======== Stored data
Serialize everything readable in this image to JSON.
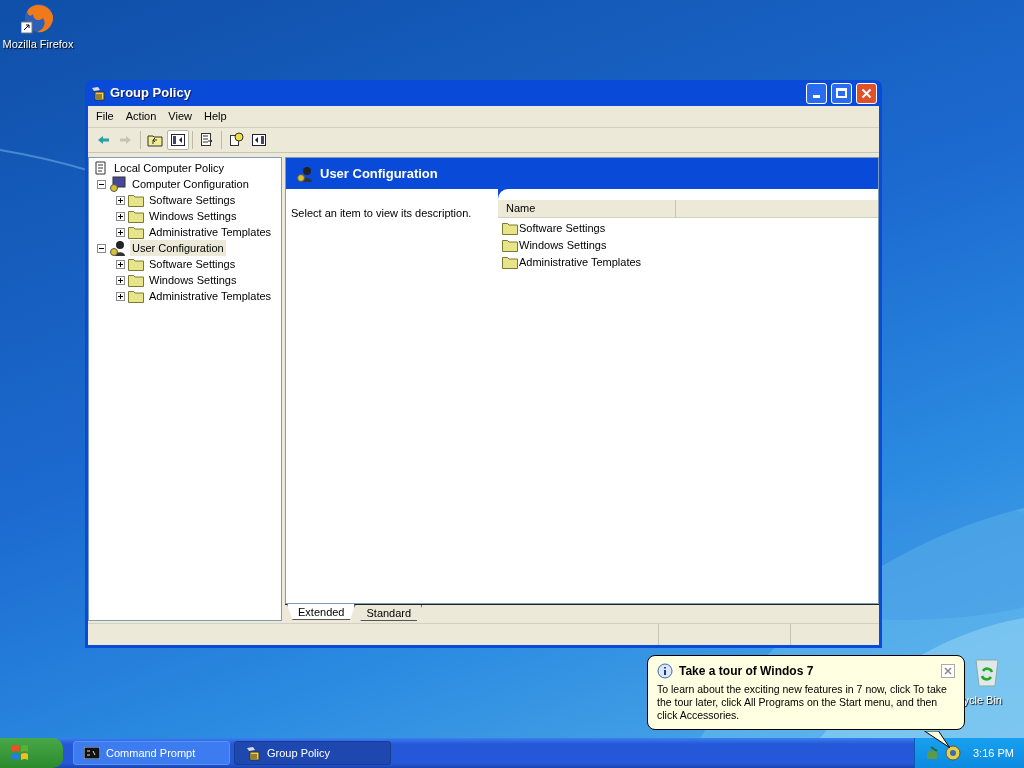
{
  "desktop_icons": [
    {
      "kind": "browser",
      "label": "Mozilla Firefox"
    },
    {
      "kind": "bin",
      "label": "ycle Bin"
    }
  ],
  "window": {
    "title": "Group Policy",
    "menu": [
      "File",
      "Action",
      "View",
      "Help"
    ],
    "toolbar": [
      {
        "kind": "back",
        "disabled": false,
        "pressed": false
      },
      {
        "kind": "forward",
        "disabled": true,
        "pressed": false
      },
      {
        "kind": "up",
        "disabled": false,
        "pressed": false
      },
      {
        "kind": "tree",
        "disabled": false,
        "pressed": true
      },
      {
        "kind": "export",
        "disabled": false,
        "pressed": false
      },
      {
        "kind": "help",
        "disabled": false,
        "pressed": false
      },
      {
        "kind": "pane",
        "disabled": false,
        "pressed": false
      }
    ],
    "tree": [
      {
        "label": "Local Computer Policy",
        "kind": "policy",
        "expanded": true,
        "selected": false,
        "children": [
          {
            "label": "Computer Configuration",
            "kind": "computer",
            "expanded": true,
            "selected": false,
            "children": [
              {
                "label": "Software Settings",
                "kind": "folder",
                "expanded": false,
                "selected": false
              },
              {
                "label": "Windows Settings",
                "kind": "folder",
                "expanded": false,
                "selected": false
              },
              {
                "label": "Administrative Templates",
                "kind": "folder",
                "expanded": false,
                "selected": false
              }
            ]
          },
          {
            "label": "User Configuration",
            "kind": "user",
            "expanded": true,
            "selected": true,
            "children": [
              {
                "label": "Software Settings",
                "kind": "folder",
                "expanded": false,
                "selected": false
              },
              {
                "label": "Windows Settings",
                "kind": "folder",
                "expanded": false,
                "selected": false
              },
              {
                "label": "Administrative Templates",
                "kind": "folder",
                "expanded": false,
                "selected": false
              }
            ]
          }
        ]
      }
    ],
    "details_title": "User Configuration",
    "description": "Select an item to view its description.",
    "list": {
      "columns": [
        "Name"
      ],
      "rows": [
        "Software Settings",
        "Windows Settings",
        "Administrative Templates"
      ]
    },
    "view_tabs": [
      {
        "label": "Extended",
        "selected": true
      },
      {
        "label": "Standard",
        "selected": false
      }
    ]
  },
  "balloon": {
    "title": "Take a tour of Windos 7",
    "text": "To learn about the exciting new features in 7 now, click To take the tour later, click All Programs on the Start menu, and then click Accessories."
  },
  "taskbar": {
    "buttons": [
      {
        "label": "Command Prompt",
        "kind": "console",
        "selected": false
      },
      {
        "label": "Group Policy",
        "kind": "policy",
        "selected": true
      }
    ],
    "clock": "3:16 PM"
  }
}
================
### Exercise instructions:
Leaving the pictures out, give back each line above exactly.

### Problem solution:
Serialize everything readable in this image to JSON.
{
  "desktop_icons": [
    {
      "kind": "browser",
      "label": "Mozilla Firefox"
    },
    {
      "kind": "bin",
      "label": "ycle Bin"
    }
  ],
  "window": {
    "title": "Group Policy",
    "menu": [
      "File",
      "Action",
      "View",
      "Help"
    ],
    "toolbar": [
      {
        "kind": "back",
        "disabled": false,
        "pressed": false
      },
      {
        "kind": "forward",
        "disabled": true,
        "pressed": false
      },
      {
        "kind": "up",
        "disabled": false,
        "pressed": false
      },
      {
        "kind": "tree",
        "disabled": false,
        "pressed": true
      },
      {
        "kind": "export",
        "disabled": false,
        "pressed": false
      },
      {
        "kind": "help",
        "disabled": false,
        "pressed": false
      },
      {
        "kind": "pane",
        "disabled": false,
        "pressed": false
      }
    ],
    "tree": [
      {
        "label": "Local Computer Policy",
        "kind": "policy",
        "expanded": true,
        "selected": false,
        "children": [
          {
            "label": "Computer Configuration",
            "kind": "computer",
            "expanded": true,
            "selected": false,
            "children": [
              {
                "label": "Software Settings",
                "kind": "folder",
                "expanded": false,
                "selected": false
              },
              {
                "label": "Windows Settings",
                "kind": "folder",
                "expanded": false,
                "selected": false
              },
              {
                "label": "Administrative Templates",
                "kind": "folder",
                "expanded": false,
                "selected": false
              }
            ]
          },
          {
            "label": "User Configuration",
            "kind": "user",
            "expanded": true,
            "selected": true,
            "children": [
              {
                "label": "Software Settings",
                "kind": "folder",
                "expanded": false,
                "selected": false
              },
              {
                "label": "Windows Settings",
                "kind": "folder",
                "expanded": false,
                "selected": false
              },
              {
                "label": "Administrative Templates",
                "kind": "folder",
                "expanded": false,
                "selected": false
              }
            ]
          }
        ]
      }
    ],
    "details_title": "User Configuration",
    "description": "Select an item to view its description.",
    "list": {
      "columns": [
        "Name"
      ],
      "rows": [
        "Software Settings",
        "Windows Settings",
        "Administrative Templates"
      ]
    },
    "view_tabs": [
      {
        "label": "Extended",
        "selected": true
      },
      {
        "label": "Standard",
        "selected": false
      }
    ]
  },
  "balloon": {
    "title": "Take a tour of Windos 7",
    "text": "To learn about the exciting new features in 7 now, click To take the tour later, click All Programs on the Start menu, and then click Accessories."
  },
  "taskbar": {
    "buttons": [
      {
        "label": "Command Prompt",
        "kind": "console",
        "selected": false
      },
      {
        "label": "Group Policy",
        "kind": "policy",
        "selected": true
      }
    ],
    "clock": "3:16 PM"
  }
}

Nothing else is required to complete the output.